> _What to work on_: Please filter the entries and return only the lines that include "this".

Component data from apps and pages
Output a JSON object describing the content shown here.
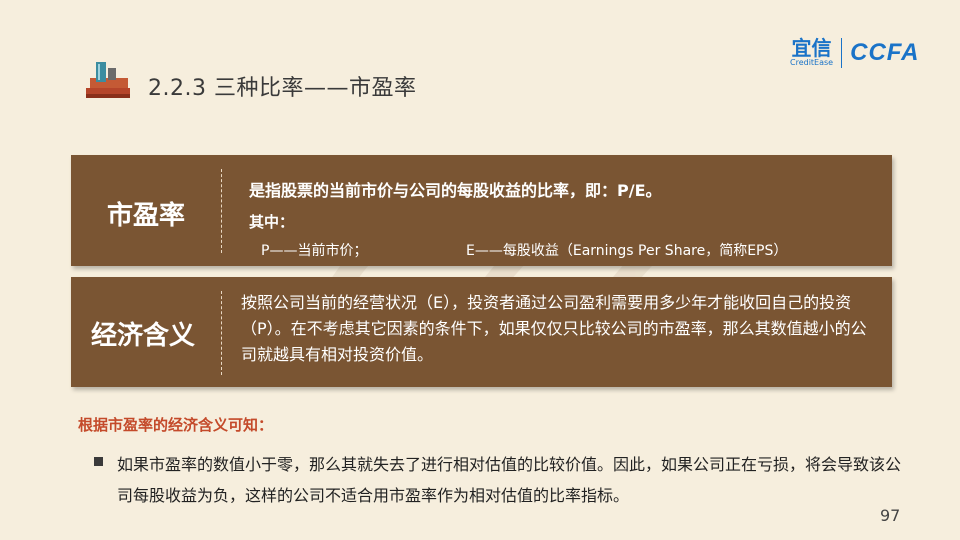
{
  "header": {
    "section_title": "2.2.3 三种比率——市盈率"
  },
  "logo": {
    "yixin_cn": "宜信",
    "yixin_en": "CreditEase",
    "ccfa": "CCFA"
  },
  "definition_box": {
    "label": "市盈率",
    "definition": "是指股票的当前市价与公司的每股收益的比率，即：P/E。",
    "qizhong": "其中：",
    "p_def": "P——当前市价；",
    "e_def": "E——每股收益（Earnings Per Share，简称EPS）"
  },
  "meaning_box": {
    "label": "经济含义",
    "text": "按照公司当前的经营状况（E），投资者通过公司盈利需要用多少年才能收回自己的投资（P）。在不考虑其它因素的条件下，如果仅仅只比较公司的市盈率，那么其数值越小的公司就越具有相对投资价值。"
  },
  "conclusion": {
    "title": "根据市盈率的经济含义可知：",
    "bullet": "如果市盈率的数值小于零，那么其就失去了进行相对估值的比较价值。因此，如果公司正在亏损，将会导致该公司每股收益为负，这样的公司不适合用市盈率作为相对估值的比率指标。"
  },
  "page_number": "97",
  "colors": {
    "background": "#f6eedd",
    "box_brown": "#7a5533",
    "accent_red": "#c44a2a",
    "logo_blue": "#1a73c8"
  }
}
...
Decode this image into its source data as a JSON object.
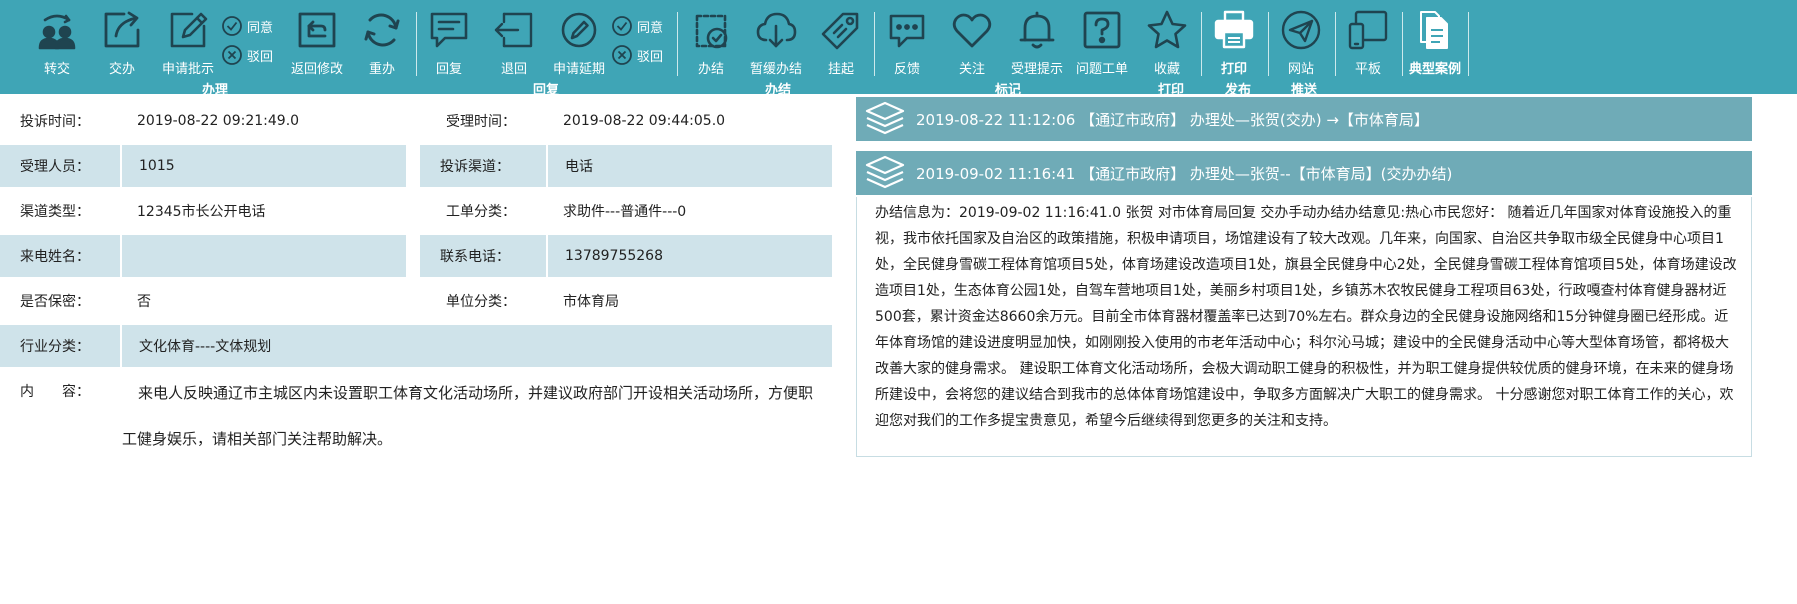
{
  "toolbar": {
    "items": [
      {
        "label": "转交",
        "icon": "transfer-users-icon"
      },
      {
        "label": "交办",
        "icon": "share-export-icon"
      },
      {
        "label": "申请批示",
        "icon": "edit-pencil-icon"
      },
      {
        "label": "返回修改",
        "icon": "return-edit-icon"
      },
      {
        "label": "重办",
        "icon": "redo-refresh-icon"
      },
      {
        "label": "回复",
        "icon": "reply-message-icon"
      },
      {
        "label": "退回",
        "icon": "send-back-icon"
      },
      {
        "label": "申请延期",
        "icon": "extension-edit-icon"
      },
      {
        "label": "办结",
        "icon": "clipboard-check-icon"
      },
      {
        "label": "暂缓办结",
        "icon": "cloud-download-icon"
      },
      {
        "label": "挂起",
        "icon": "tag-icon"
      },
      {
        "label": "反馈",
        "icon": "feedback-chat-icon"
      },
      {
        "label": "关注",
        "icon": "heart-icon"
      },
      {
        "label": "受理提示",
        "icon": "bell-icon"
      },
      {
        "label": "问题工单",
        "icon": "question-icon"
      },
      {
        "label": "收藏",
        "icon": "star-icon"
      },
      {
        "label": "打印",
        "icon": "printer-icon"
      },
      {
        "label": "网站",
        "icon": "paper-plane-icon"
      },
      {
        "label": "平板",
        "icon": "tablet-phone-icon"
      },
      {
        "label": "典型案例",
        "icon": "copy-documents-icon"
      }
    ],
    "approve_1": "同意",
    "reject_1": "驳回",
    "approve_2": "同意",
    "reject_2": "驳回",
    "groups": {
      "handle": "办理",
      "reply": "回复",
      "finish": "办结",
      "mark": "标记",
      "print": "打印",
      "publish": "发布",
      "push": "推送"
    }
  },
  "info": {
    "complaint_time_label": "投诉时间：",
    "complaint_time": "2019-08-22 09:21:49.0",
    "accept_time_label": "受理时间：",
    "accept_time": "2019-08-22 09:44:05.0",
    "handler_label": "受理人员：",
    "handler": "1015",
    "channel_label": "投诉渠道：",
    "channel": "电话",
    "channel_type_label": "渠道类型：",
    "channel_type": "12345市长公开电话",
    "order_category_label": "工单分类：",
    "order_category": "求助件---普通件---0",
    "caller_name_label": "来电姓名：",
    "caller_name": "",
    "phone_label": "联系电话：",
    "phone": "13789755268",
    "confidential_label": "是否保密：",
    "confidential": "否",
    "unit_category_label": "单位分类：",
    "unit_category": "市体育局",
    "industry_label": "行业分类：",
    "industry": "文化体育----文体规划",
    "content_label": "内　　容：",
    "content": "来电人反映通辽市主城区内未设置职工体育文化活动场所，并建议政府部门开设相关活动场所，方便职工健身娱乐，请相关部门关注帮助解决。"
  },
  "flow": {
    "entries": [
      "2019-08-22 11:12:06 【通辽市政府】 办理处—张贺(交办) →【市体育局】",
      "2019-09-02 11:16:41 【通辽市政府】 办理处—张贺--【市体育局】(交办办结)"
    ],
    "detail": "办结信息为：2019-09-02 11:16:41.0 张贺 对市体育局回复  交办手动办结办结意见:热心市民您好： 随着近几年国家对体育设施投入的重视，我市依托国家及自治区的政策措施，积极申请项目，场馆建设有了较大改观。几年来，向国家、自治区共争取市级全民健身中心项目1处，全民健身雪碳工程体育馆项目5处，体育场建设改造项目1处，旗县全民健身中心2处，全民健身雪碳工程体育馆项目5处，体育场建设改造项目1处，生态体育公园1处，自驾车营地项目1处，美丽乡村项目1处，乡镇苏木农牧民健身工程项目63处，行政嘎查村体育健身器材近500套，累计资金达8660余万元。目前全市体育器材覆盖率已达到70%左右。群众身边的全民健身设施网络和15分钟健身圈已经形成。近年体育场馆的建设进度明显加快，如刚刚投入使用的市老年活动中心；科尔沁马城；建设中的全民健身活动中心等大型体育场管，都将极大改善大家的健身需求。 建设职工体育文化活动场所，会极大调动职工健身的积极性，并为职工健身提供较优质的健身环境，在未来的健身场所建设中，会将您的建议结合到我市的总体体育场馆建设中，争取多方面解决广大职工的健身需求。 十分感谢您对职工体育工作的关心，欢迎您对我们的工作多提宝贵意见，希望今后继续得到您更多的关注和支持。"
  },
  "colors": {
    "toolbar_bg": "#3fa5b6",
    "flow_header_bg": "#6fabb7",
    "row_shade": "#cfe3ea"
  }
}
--
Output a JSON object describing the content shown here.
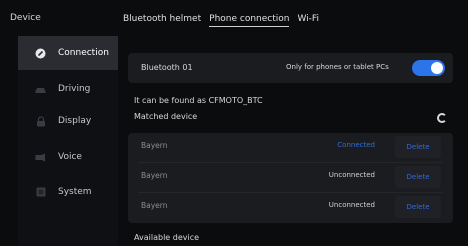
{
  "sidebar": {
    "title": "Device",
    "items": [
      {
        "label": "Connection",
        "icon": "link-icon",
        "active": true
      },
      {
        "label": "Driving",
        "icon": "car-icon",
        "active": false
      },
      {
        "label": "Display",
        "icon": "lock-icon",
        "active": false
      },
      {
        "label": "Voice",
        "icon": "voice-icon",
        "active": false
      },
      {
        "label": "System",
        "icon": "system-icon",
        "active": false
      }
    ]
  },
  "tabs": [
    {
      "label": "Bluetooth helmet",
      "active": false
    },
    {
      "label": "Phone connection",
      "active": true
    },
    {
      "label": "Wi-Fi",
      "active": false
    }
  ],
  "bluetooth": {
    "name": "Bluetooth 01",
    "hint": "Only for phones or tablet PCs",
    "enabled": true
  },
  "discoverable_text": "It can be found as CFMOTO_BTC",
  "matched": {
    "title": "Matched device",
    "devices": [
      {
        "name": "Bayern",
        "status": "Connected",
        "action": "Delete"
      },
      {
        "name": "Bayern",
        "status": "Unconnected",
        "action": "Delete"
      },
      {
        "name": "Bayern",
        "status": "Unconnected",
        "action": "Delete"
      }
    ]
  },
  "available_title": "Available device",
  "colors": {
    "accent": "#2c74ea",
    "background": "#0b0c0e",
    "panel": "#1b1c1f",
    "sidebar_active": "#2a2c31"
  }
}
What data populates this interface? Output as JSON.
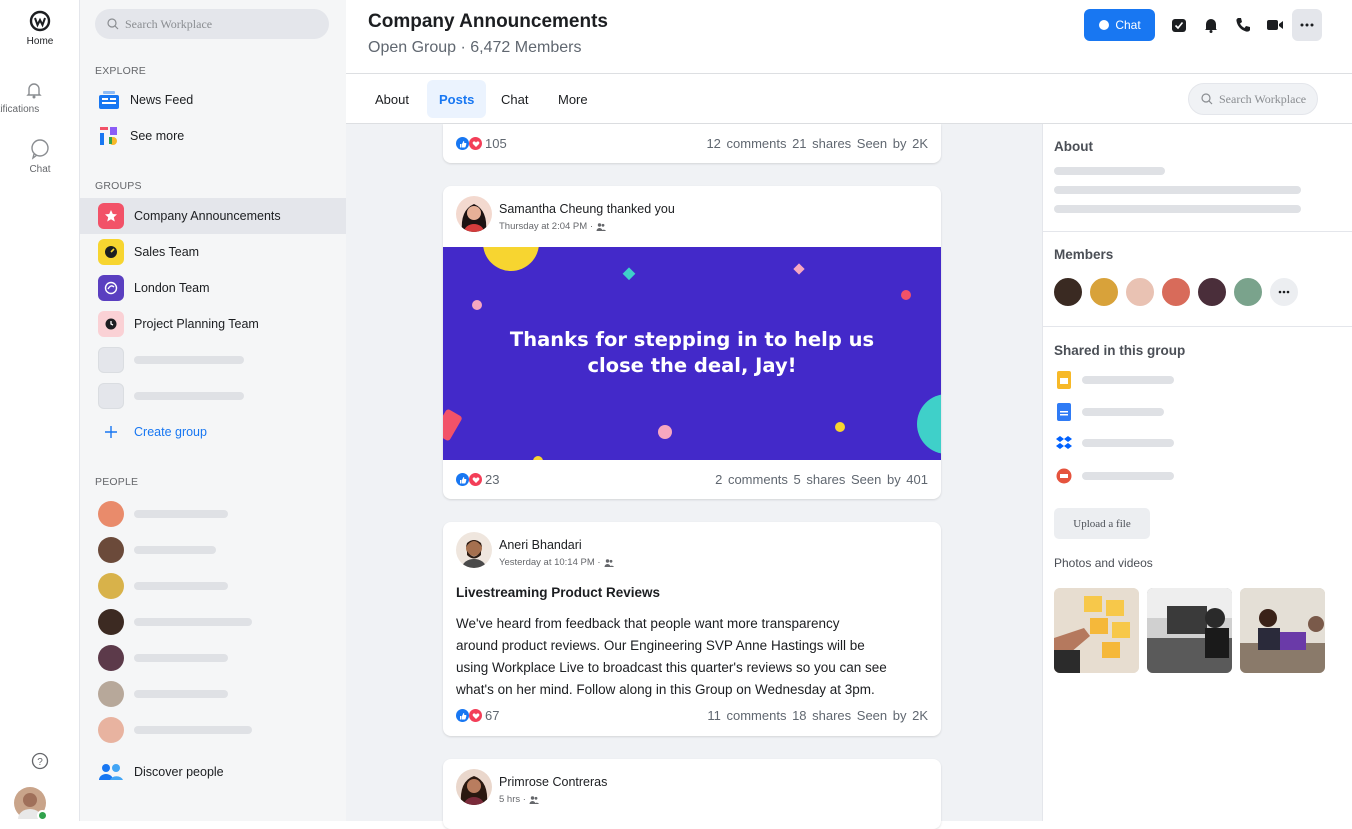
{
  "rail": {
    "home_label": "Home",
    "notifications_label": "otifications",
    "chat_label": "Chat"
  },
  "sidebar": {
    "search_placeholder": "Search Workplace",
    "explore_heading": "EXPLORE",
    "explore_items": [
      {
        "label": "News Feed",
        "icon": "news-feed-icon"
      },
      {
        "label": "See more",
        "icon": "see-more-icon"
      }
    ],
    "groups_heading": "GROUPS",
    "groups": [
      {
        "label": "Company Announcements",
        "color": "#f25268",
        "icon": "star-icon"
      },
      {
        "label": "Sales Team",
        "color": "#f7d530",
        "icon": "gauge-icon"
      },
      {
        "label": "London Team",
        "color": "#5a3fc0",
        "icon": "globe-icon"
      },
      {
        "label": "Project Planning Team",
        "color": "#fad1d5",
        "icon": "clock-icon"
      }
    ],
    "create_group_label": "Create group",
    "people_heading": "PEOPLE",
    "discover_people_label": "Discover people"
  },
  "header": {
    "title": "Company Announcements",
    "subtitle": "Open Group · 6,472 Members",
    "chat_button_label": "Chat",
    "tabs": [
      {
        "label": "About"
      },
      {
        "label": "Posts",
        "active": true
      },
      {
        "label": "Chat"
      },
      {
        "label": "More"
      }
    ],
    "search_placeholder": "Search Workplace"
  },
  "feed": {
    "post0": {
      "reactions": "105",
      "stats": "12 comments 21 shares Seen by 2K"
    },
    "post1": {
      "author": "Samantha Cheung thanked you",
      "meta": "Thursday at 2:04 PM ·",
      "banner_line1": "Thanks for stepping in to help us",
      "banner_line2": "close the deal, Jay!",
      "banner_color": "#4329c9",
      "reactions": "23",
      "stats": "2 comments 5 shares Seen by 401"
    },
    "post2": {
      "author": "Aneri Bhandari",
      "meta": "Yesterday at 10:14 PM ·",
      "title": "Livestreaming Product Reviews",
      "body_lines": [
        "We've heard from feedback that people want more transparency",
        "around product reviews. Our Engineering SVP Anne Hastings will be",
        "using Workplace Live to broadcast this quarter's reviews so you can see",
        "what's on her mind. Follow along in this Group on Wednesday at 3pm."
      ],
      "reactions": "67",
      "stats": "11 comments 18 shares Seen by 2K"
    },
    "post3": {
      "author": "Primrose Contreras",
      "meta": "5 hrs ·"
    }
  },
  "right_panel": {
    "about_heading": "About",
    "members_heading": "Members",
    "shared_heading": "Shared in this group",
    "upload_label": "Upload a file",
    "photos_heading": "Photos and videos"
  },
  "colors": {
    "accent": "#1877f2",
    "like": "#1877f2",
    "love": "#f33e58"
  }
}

> _Written solution_:
Decode this image into its source data as a JSON object.
What data populates this interface? Output as JSON.
        "using Workplace Live to broadcast this quarter's reviews so you can see",
        "what's on her mind. Follow along in this Group on Wednesday at 3pm."
    "shared_heading": "Shared in this group",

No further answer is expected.